For instance, Chinese smart phone brands recorded a market share expansion in India in 2020 even amidst the hostile atmosphere, accounting for as much as 77 percent of the total market, per industrial report by Canalys Research. Other sectors such as heavy machinery and home appliances are also products meeting India's rigid demand, and nearly impossible to find alternative suppliers.

The cost-effective Chinese products have contributed to the development of Indian industries, with lower costs and higher efficiency. However, some Indian politicians and media have been complaining, under the guise of market entrance rules for certain industries, about its trade deficit against China. The truth is even without any market entrance rules, it is impossible for India to close the trade gap with China within its current industrial structure. And it is essentially the different economic structures of the two economies that determined the trade performance.

Instead of tangling in wrong cognition about the trade deficit or recklessly trying to narrow the gap by political interference or hyping up nationalism, the right solution for New Delhi is to better integrate into regional value chain, such as joining the Regional Comprehensive Economic Partnership (RCEP), so as to gradually improve its industrial structure, which is also in line with its currently stagnated Make-in-India campaign.
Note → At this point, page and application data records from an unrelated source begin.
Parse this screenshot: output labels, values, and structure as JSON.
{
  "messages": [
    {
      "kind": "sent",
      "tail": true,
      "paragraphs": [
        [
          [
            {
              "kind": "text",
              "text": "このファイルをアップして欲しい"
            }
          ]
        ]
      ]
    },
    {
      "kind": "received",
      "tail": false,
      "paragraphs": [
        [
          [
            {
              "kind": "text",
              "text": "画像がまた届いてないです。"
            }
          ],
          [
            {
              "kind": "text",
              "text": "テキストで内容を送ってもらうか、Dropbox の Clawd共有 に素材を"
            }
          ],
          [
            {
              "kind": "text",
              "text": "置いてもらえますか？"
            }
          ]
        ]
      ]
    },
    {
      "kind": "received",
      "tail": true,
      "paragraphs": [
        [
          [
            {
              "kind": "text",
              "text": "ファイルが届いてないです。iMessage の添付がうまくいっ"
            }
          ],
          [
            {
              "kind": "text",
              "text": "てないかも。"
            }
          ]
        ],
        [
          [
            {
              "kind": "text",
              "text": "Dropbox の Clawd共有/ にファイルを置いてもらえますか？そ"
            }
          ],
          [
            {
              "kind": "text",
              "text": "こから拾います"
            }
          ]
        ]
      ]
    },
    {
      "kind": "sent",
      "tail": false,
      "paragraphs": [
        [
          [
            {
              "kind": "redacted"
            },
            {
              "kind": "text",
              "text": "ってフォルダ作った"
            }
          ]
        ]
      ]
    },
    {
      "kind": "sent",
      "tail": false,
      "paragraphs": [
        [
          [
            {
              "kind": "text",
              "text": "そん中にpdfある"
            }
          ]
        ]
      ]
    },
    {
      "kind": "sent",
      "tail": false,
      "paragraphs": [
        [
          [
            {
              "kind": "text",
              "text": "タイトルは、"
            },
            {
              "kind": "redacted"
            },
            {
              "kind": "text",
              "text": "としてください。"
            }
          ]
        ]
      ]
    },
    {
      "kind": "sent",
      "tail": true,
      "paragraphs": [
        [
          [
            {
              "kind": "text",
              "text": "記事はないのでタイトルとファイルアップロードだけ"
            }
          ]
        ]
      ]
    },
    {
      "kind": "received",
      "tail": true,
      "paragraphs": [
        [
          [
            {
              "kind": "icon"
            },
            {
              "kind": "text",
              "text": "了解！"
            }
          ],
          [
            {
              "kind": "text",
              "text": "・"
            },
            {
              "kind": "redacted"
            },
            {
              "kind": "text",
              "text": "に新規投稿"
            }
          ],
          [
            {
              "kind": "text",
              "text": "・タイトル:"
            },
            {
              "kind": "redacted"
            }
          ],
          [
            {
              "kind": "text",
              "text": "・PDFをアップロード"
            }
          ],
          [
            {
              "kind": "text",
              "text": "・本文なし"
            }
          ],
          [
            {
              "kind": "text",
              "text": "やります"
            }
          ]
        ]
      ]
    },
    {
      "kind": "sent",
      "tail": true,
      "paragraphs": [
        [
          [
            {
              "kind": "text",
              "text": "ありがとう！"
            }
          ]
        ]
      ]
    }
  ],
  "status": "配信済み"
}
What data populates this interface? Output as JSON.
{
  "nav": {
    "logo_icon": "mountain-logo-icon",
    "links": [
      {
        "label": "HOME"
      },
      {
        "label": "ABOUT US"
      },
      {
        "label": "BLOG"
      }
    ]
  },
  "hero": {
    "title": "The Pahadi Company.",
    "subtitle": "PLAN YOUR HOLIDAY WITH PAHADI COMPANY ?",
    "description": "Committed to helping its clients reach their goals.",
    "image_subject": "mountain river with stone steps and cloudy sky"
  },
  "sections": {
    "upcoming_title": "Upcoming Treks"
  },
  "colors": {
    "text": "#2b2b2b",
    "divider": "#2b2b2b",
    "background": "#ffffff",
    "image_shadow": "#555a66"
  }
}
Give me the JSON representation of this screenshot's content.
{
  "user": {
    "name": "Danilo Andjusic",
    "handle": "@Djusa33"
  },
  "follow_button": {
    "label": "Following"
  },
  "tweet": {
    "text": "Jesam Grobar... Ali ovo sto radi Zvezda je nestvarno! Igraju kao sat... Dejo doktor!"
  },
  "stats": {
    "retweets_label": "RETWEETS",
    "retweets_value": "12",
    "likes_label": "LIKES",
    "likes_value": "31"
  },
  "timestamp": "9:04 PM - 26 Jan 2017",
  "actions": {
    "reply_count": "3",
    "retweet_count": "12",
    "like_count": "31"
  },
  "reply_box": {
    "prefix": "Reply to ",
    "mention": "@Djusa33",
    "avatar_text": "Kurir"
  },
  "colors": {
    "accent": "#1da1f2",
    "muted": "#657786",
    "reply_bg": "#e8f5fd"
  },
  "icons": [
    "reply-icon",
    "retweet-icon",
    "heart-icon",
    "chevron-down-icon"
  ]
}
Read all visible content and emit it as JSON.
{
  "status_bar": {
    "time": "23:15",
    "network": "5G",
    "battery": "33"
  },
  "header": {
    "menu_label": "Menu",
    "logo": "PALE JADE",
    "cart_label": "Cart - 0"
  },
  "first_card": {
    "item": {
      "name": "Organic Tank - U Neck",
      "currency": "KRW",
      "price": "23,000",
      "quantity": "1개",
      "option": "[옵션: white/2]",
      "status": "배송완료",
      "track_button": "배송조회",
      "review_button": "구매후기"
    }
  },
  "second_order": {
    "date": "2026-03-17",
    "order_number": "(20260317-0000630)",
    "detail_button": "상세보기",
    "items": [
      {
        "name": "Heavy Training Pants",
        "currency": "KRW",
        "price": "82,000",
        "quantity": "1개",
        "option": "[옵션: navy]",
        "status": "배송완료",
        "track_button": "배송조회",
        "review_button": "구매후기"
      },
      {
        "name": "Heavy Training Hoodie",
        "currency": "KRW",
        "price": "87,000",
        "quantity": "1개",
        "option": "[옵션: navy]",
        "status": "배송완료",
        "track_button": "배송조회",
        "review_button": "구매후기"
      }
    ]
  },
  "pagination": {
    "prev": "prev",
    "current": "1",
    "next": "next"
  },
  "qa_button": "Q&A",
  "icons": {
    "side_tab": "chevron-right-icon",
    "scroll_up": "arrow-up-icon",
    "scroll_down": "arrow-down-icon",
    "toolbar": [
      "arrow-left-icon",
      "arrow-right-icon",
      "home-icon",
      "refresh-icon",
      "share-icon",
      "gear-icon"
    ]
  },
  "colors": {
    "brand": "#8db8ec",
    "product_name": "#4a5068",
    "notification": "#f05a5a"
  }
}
The two Asian emerging economies enjoy complementarities which have been proved again by the trade data. Besides the growing trade, Chinese capital has been investing throughout the South Asian market, facilitating industrial development and creating local jobs.

Heavily battered by the COVID-19 pandemic, Indian economy was estimated by the IMF to register a drastic 8 percent contraction in 2020-21 fiscal year, but the challenges facing by India economy rooted much deeper than the virus fallout. The largest South Asian economy had witnessed slowing down growths before the outbreak.

To relief the mounting economic pressure and boost recovery, resuming a benign economic and trade tie with China will be a crucial path for Modi administration under such circumstances. Recently it has reportedly begun clearing foreign direct investment proposals from China after about nine months of suspension. However, rebuilding trust and reputation for global investors will not be a swift course. New Delhi needs to show its sincerity and make genuine moves to offer a stable and secure policy environment for trade and economic exchange.


Source of documents:Global Times, Feb. 24